The confidential document from November 2011, obtained by The New York Times, suggests that Glaxos problems may go beyond the sales practices that are currently at the centre of a bribery and corruption scandal in China. They may extend to its Shanghai research and development centre, which develops neurology drugs for Glaxo. The failings, some experts said, underscore the problems that can arise when major drug companies export their scientific development to emerging markets like China.
Since 2006, 13 of the top 20 global drug makers have set up research and development centres in China, according to a report by McKinsey & Co. Its cheaper to do research there, said Eric Campbell, a professor of healthcare policy at Harvard Medical School. However, I have absolutely no doubt that with cheaper research comes greater risk.
Auditors found that researchers did not report the results of animal studies in a drug that was already being tested in humans, a breach that one medical ethicist described as a mortal sin in the world of drug research. They also concluded that workers at the research centre did not properly monitor clinical trials and paid hospitals in ways that could be seen as bribery. Last year, Glaxo said, a more favourable audit found the concerns had been addressed. But several outside experts said the problems outlined in the initial audit were grave and painted a picture of an organisation that failed to keep tabs on a crucial research centre as it expanded both in size and scope.
And it indicates that the problems there were more extensive than were reported in June, when the company fired the head of research and development in China after discovering that an article he helped write in the journal Nature Medicine contained misrepresented data.
In a statement, Glaxo said it was committed to conducting robust audits of its business practices, and in this instance, the process worked exactly as intended. It added, Patient safety is paramount and the audit reports do not show that this was compromised.
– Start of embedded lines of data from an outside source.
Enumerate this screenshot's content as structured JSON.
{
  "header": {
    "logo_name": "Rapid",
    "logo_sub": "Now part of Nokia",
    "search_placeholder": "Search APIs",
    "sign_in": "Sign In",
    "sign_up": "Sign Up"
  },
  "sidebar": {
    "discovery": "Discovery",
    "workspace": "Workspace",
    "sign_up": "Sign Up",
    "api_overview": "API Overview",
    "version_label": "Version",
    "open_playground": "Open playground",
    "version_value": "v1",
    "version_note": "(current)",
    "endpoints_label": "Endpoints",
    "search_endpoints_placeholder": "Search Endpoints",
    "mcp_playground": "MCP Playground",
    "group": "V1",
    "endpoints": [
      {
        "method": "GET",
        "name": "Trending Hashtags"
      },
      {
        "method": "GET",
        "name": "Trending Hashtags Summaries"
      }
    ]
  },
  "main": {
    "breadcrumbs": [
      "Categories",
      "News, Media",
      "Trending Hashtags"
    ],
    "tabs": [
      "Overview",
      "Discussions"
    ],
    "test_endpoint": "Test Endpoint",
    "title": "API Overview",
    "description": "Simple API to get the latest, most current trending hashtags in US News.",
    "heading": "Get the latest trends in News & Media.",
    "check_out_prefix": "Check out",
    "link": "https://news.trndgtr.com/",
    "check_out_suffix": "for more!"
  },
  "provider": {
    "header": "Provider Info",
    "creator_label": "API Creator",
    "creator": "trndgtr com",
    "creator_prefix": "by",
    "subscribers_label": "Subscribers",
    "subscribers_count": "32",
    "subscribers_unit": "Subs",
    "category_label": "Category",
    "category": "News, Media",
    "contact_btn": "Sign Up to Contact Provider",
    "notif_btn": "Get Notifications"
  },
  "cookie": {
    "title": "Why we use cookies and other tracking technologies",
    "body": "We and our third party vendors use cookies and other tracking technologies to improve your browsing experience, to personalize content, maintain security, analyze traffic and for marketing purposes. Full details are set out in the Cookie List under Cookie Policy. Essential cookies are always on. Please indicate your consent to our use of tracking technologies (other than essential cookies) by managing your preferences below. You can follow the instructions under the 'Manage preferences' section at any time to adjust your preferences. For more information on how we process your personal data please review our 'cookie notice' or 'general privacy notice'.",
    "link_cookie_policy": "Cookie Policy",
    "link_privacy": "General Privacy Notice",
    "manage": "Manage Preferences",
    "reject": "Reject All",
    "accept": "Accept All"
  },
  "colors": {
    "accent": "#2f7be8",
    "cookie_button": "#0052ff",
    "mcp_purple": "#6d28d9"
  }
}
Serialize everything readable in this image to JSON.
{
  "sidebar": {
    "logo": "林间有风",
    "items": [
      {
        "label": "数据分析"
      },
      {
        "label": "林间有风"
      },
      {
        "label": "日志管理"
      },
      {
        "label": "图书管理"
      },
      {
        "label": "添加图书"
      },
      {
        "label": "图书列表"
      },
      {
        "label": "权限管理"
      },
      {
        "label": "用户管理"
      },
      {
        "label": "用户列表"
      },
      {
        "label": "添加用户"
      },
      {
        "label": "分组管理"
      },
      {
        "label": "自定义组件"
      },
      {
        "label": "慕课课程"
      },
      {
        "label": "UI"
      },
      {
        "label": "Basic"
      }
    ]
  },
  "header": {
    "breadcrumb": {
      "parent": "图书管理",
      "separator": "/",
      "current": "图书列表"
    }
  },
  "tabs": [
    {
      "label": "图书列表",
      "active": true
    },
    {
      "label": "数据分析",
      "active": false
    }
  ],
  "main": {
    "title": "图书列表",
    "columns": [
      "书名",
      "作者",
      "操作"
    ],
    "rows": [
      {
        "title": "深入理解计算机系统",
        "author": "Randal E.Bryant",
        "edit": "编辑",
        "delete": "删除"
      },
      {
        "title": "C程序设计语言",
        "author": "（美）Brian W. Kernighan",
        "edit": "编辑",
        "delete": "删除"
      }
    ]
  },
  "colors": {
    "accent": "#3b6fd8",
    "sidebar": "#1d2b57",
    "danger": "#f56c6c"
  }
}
In all, company officials said that appropriate steps were taken to address the issues outlined in the audit. It is good that they detected problems and vowed to fix them, Dr Avorn, a professor at Harvard Medical School said, but this report shows what can happen when a drug company rapidly expands its clinical research programmes overseas without adequate quality controls.